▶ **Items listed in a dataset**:
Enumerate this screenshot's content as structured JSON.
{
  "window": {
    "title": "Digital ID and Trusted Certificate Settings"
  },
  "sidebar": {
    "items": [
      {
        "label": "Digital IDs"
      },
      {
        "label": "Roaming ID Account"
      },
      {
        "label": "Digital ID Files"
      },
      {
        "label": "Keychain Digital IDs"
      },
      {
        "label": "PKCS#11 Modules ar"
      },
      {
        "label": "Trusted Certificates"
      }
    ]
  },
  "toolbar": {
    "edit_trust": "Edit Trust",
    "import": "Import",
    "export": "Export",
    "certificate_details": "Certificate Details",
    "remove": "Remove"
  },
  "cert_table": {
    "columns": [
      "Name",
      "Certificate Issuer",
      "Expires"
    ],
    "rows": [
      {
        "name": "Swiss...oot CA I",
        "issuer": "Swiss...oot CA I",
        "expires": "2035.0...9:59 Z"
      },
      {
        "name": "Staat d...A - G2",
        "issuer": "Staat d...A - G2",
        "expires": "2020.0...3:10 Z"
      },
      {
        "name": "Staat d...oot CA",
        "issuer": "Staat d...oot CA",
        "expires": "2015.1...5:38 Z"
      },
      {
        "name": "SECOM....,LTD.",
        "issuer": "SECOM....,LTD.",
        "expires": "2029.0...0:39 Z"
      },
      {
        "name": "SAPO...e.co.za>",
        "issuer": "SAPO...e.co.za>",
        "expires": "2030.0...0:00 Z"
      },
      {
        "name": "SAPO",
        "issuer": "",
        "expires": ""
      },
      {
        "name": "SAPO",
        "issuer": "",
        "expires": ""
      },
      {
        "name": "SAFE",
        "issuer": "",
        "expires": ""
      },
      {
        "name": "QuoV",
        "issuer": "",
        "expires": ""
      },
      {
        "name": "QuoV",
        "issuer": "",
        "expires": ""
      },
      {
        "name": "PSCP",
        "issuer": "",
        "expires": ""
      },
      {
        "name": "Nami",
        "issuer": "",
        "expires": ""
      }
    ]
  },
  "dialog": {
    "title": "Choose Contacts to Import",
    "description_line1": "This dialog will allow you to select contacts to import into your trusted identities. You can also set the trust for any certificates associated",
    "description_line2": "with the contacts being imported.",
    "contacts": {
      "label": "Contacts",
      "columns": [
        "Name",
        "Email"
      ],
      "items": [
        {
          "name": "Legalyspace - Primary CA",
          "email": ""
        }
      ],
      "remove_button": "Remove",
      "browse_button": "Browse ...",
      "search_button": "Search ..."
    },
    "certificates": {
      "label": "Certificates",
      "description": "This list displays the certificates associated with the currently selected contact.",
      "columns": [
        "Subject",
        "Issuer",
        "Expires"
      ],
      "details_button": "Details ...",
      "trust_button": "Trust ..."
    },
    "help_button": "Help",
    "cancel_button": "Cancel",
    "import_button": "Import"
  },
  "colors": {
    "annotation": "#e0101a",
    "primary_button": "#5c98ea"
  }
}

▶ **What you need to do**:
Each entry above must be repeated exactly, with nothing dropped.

▶ **Reply**:
Enumerate this screenshot's content as structured JSON.
{
  "window": {
    "title": "Digital ID and Trusted Certificate Settings"
  },
  "sidebar": {
    "items": [
      {
        "label": "Digital IDs"
      },
      {
        "label": "Roaming ID Account"
      },
      {
        "label": "Digital ID Files"
      },
      {
        "label": "Keychain Digital IDs"
      },
      {
        "label": "PKCS#11 Modules ar"
      },
      {
        "label": "Trusted Certificates"
      }
    ]
  },
  "toolbar": {
    "edit_trust": "Edit Trust",
    "import": "Import",
    "export": "Export",
    "certificate_details": "Certificate Details",
    "remove": "Remove"
  },
  "cert_table": {
    "columns": [
      "Name",
      "Certificate Issuer",
      "Expires"
    ],
    "rows": [
      {
        "name": "Swiss...oot CA I",
        "issuer": "Swiss...oot CA I",
        "expires": "2035.0...9:59 Z"
      },
      {
        "name": "Staat d...A - G2",
        "issuer": "Staat d...A - G2",
        "expires": "2020.0...3:10 Z"
      },
      {
        "name": "Staat d...oot CA",
        "issuer": "Staat d...oot CA",
        "expires": "2015.1...5:38 Z"
      },
      {
        "name": "SECOM....,LTD.",
        "issuer": "SECOM....,LTD.",
        "expires": "2029.0...0:39 Z"
      },
      {
        "name": "SAPO...e.co.za>",
        "issuer": "SAPO...e.co.za>",
        "expires": "2030.0...0:00 Z"
      },
      {
        "name": "SAPO",
        "issuer": "",
        "expires": ""
      },
      {
        "name": "SAPO",
        "issuer": "",
        "expires": ""
      },
      {
        "name": "SAFE",
        "issuer": "",
        "expires": ""
      },
      {
        "name": "QuoV",
        "issuer": "",
        "expires": ""
      },
      {
        "name": "QuoV",
        "issuer": "",
        "expires": ""
      },
      {
        "name": "PSCP",
        "issuer": "",
        "expires": ""
      },
      {
        "name": "Nami",
        "issuer": "",
        "expires": ""
      }
    ]
  },
  "dialog": {
    "title": "Choose Contacts to Import",
    "description_line1": "This dialog will allow you to select contacts to import into your trusted identities. You can also set the trust for any certificates associated",
    "description_line2": "with the contacts being imported.",
    "contacts": {
      "label": "Contacts",
      "columns": [
        "Name",
        "Email"
      ],
      "items": [
        {
          "name": "Legalyspace - Primary CA",
          "email": ""
        }
      ],
      "remove_button": "Remove",
      "browse_button": "Browse ...",
      "search_button": "Search ..."
    },
    "certificates": {
      "label": "Certificates",
      "description": "This list displays the certificates associated with the currently selected contact.",
      "columns": [
        "Subject",
        "Issuer",
        "Expires"
      ],
      "details_button": "Details ...",
      "trust_button": "Trust ..."
    },
    "help_button": "Help",
    "cancel_button": "Cancel",
    "import_button": "Import"
  },
  "colors": {
    "annotation": "#e0101a",
    "primary_button": "#5c98ea"
  }
}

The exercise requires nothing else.